In an attempt to raise the profile of Canadian film just one iota more, I hereby begin regular reporting on the films I've been screening at the Film Reference Library and from various alterna-video sources. Feel free to chime in if there's a title you'd like me to hunt down.
ONE MAN (Robin Spry, 1977) ** 1/2
The first fully-fictional film from docu-hybrid director Spry (Prologue), this makes a shaggy dialectic of NFB social conscience and tax-shelter era sensationalism. Len Cariou is a TV newsman who runs around chasing gun-toting gangsters; he stumbles onto a story when a nurse reveals the slow poisoning of her children's hospital by the polluting factory across the street. This naturally occasions some chasing, some manly soul-searching and a variety of threats and payoffs from the company at fault. One can see the documentary background in the unbroken takes and uncontrolled mise-en-scene, as well as the awkwardness with Hollywood tropes; still, it gets points for trying, plus there's Jayne Eastwood on hand as the long-suffering wife.
WHY ROCK THE BOAT? (John Howe, 1974) ***
This is straight-up, non-radical filmmaking all the way, but it's surprisingly polished and seems to know wherof it speaks. Stuard Gillard is the virginal greenhorn who gets a nonunion job at "the worst newspaper in Canada"; he then must navigate the meanspirited publisher, the macho reporting staff, and his crush on Tiiu Leek, a communist who writes for a rival paper. Based on a novel by Montreal Gazette veteran William Weintraub, it has a firm footing in its postwar milieu and seals the deal with its well-drawn (and somewhat coarse) characters.
WHY SHOOT THE TEACHER (Silvio Narizzano, 1977) ***
Another straight-shooting memoir movie (this time from Max Braithewaite), Teacher features Bud Cort as the naive schoolteacher who gets sent to rural Saskatchewan during the depression; not only do they refuse to pay him in anything other than food and IOUs, but the kids prove, shall we say, rather alienated from their lesson plans. Well-shot by Narizzano, and with a nice sense of see-sawing sympathy from Cort for the townspeople he at once hates and feels for. With a nice turn by Samantha Eggar as a war bride going stir-crazy.

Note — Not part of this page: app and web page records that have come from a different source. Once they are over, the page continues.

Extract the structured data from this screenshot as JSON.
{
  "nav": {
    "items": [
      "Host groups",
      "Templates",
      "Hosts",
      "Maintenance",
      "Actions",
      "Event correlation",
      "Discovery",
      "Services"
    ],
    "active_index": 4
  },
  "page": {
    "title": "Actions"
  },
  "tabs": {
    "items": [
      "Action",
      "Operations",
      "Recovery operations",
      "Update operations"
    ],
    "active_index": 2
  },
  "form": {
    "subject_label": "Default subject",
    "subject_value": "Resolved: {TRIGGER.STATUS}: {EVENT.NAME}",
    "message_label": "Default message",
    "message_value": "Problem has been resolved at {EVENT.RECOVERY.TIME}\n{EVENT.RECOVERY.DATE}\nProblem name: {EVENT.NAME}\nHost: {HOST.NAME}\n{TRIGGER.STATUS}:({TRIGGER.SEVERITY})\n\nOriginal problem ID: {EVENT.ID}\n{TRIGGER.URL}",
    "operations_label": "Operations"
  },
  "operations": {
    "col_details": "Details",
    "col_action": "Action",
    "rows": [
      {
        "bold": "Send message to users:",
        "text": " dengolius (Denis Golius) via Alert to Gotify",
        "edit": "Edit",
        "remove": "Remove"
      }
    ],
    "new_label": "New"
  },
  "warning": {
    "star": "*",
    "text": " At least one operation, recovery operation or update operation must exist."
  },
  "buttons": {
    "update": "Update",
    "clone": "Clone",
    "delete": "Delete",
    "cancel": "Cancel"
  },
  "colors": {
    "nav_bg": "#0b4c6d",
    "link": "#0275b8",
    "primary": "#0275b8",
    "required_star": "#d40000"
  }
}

SKIP TRACER (Zale Dalen, 1977)***
This could very easily have collapsed into imitative camp, but Dalen has a sense of his own vision rather than Hollywood's. David Petersen knocks it out of the park as a debt collector who's having a crisis of conscience; he's been the agency's biggest earner for several years running, but he's sick of the racket and the constant plaintive cries of the people he victimizes. Things go downhill when he tries to teach a younger charge the secrets of the business and turns him into a heartless prick. Wobbly in spots, and that apprentice sure has big hair, but the film has real charge thanks to Petersen and a genuinely acid sense of capitalism and its discontents.
Next: past masters discussed.